Science and Knowledge
The collections of the Canterbury Museum and the University of Canterbury can tell us much about scientific enquiry and ideas, whether these are connected with Māori knowledge systems or nineteenth-century settler society. Alongside the notebook of Tame Eutahi Kirini, with its reflections on Ancient Greek learning and planetary distances, we may find an example of a Whakapakoko atua (godstick) employed in communicating with traditional gods. In the same collections we also find the poetry of Walt Whitman given as the author’s personal gift to one of the University’s founding professors, as well as the microscope slides of a man who combined the role of Medical Officer of Health in late-nineteenth-century Christchurch with that of President of the Philosophical Institute.
Canterbury’s long-standing fascination with scientific enquiry, personified in its most famous graduate, Ernest, Lord Rutherford, is evident in the pages of works such as Edward Ravenscroft’s guide to coniferous trees or an early-eighteenth-century work by one of the founders of modern chemistry.
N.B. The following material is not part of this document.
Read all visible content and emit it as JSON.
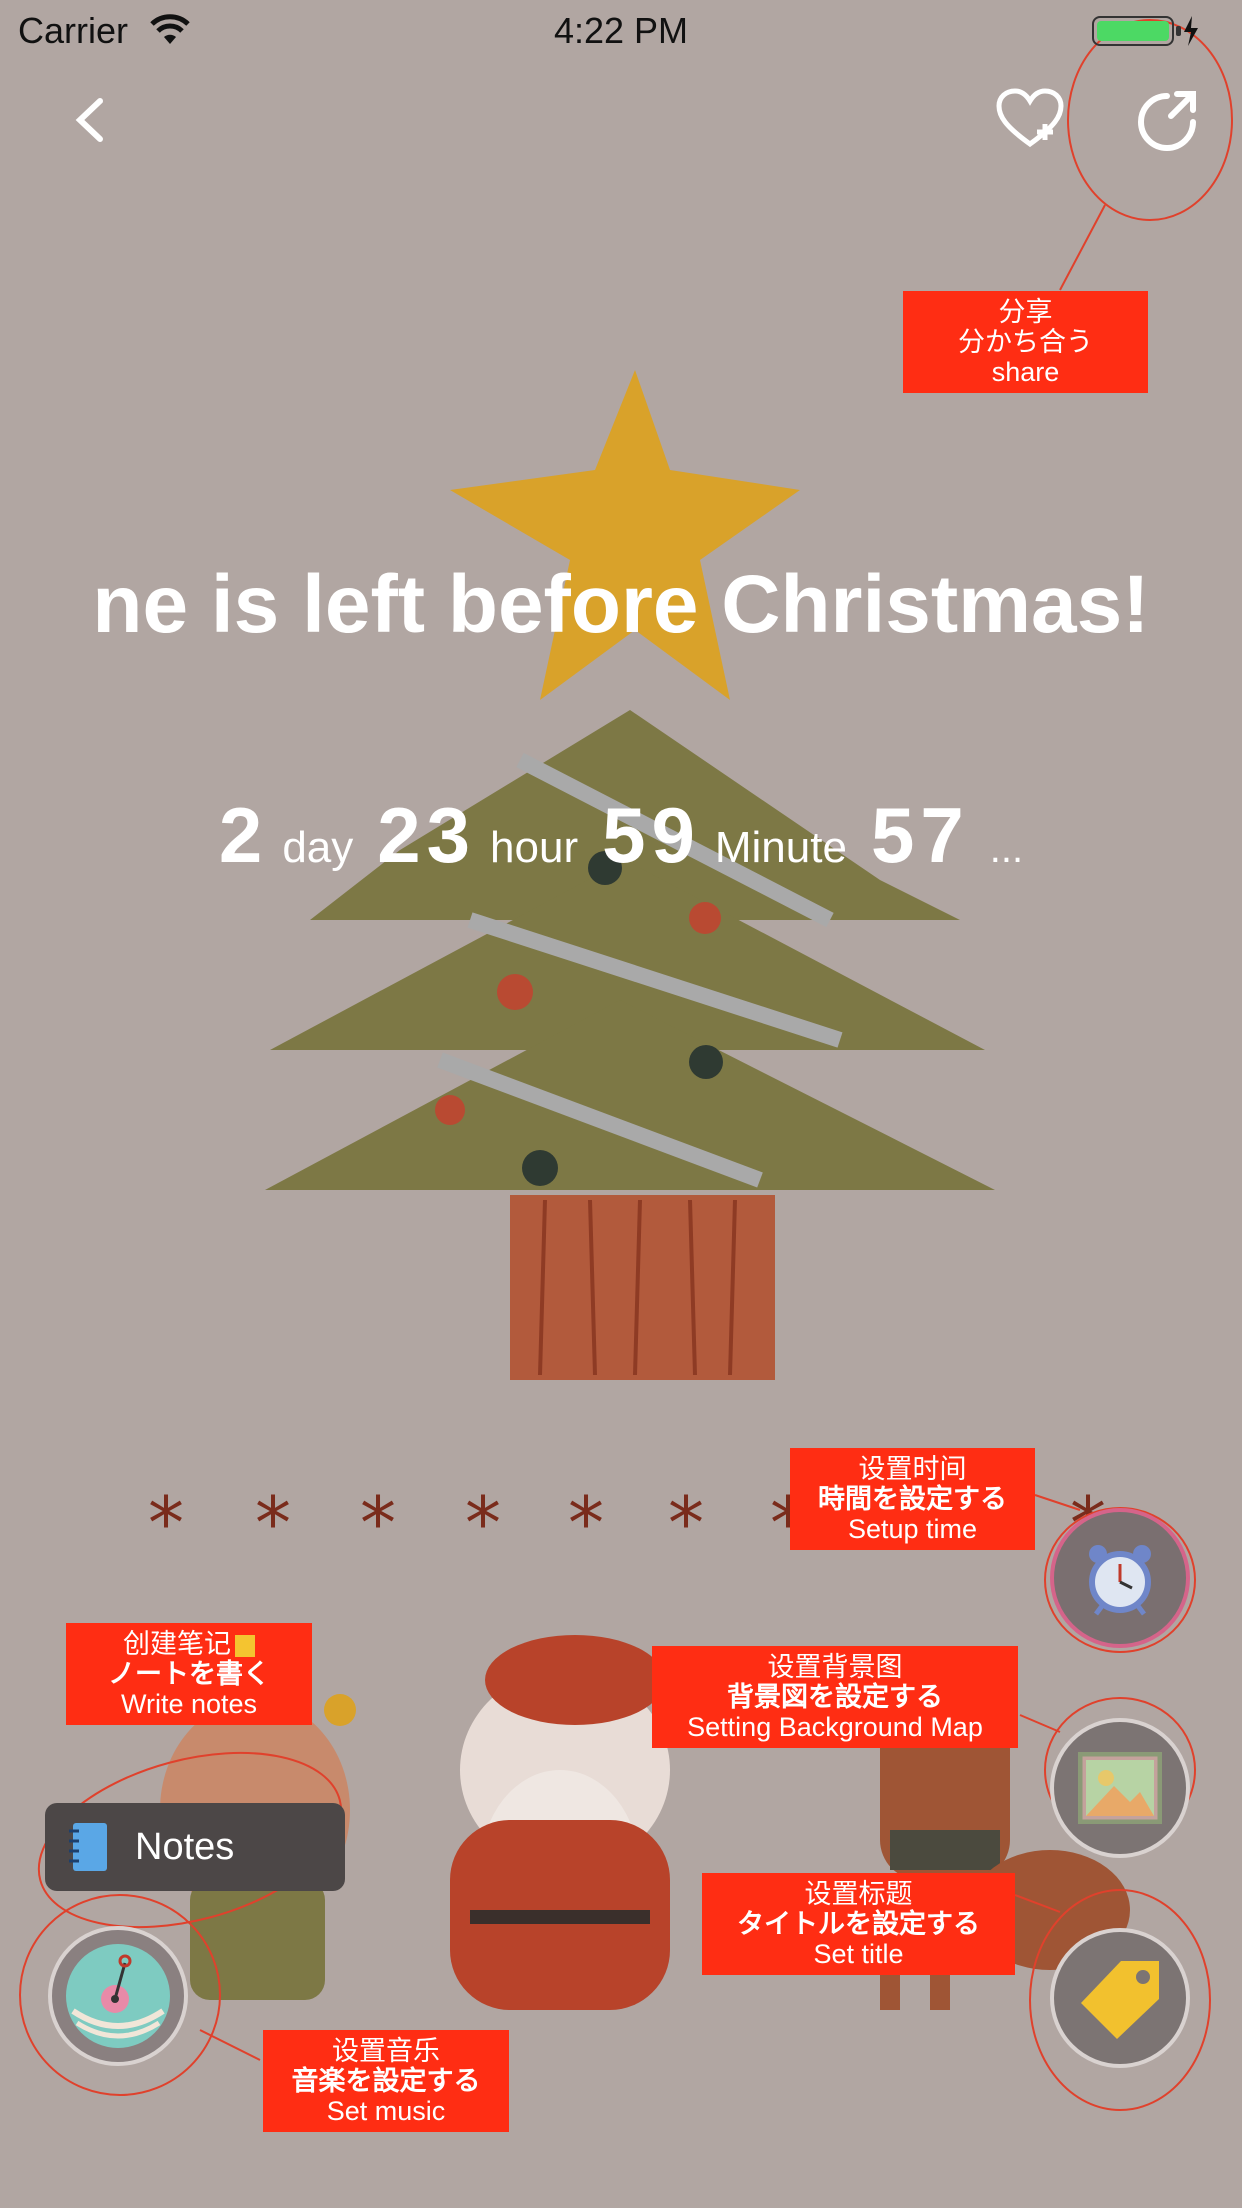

An equal fascination with how the information gathered via such enquiry might be used to create beautiful objects is as evident in an example of eighteenth-century Meissen ceramics brought to Christchurch by early settlers, as it is in the more recent craftsmanship of Dutch immigrant Lewis Benschop.